### ASSIGNED TASK
From the listing below, work out the number of lines containing "time" and give that number without comment.

### SUPPLIED INFORMATION
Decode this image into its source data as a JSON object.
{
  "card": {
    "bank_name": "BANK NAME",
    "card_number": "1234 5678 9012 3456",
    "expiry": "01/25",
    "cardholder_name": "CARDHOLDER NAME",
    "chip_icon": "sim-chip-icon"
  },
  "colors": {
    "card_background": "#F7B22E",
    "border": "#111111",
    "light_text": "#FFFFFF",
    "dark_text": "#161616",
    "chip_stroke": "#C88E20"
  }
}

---

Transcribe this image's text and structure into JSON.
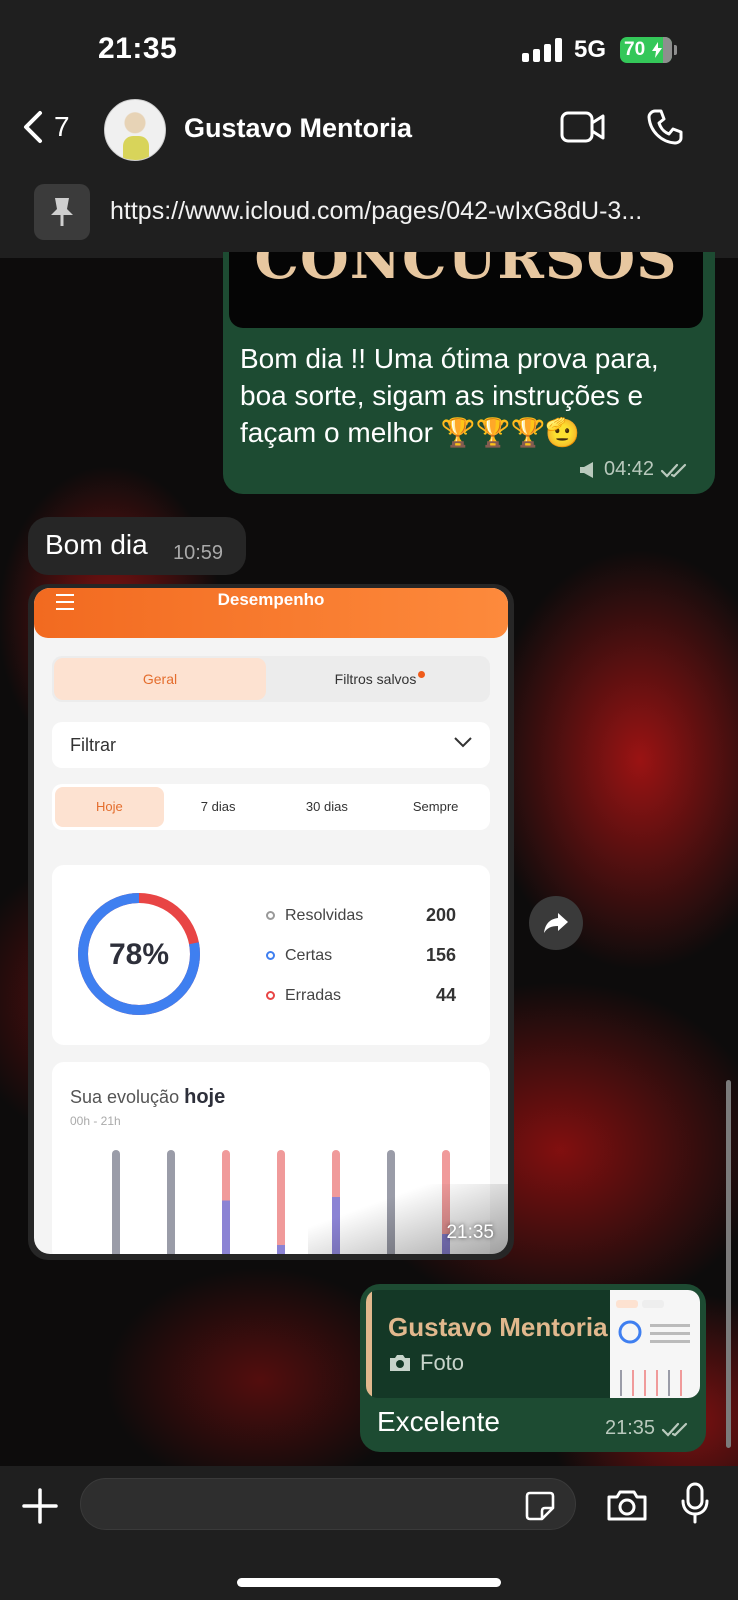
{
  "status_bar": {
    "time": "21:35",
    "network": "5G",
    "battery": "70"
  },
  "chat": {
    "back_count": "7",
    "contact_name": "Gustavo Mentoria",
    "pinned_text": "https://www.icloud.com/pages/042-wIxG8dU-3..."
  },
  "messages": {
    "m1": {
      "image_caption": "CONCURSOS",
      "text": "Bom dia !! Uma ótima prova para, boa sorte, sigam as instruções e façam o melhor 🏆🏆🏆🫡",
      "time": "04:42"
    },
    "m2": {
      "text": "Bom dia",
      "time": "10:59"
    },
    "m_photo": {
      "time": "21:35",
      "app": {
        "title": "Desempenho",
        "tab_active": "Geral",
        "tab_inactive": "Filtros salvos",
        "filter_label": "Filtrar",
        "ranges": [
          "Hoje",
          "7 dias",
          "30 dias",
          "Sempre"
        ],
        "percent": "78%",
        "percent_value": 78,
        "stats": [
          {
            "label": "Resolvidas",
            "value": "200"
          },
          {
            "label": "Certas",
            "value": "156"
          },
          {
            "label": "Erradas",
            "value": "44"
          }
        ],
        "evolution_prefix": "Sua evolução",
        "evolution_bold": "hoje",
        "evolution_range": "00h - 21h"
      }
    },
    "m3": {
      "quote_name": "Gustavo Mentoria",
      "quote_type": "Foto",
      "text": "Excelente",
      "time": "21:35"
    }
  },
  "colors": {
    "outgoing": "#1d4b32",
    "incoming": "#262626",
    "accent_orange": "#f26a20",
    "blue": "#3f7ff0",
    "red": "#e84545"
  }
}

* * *

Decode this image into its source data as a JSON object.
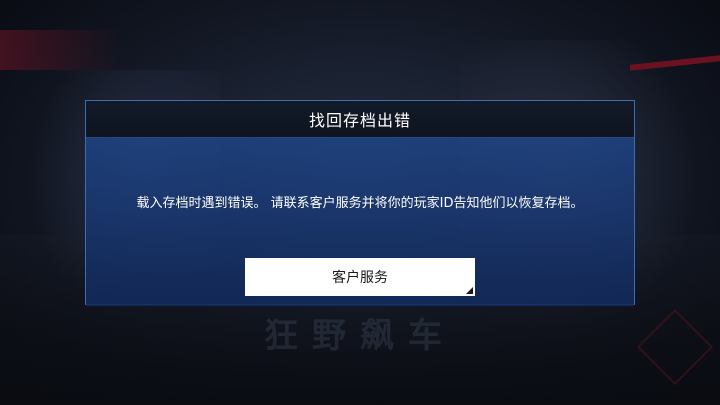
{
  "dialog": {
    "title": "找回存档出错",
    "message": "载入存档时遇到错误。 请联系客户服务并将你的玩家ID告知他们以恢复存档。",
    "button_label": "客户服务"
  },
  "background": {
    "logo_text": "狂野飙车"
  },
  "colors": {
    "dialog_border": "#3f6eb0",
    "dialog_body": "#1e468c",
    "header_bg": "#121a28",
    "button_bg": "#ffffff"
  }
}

### ANSWER TO THIS PROBLEM
5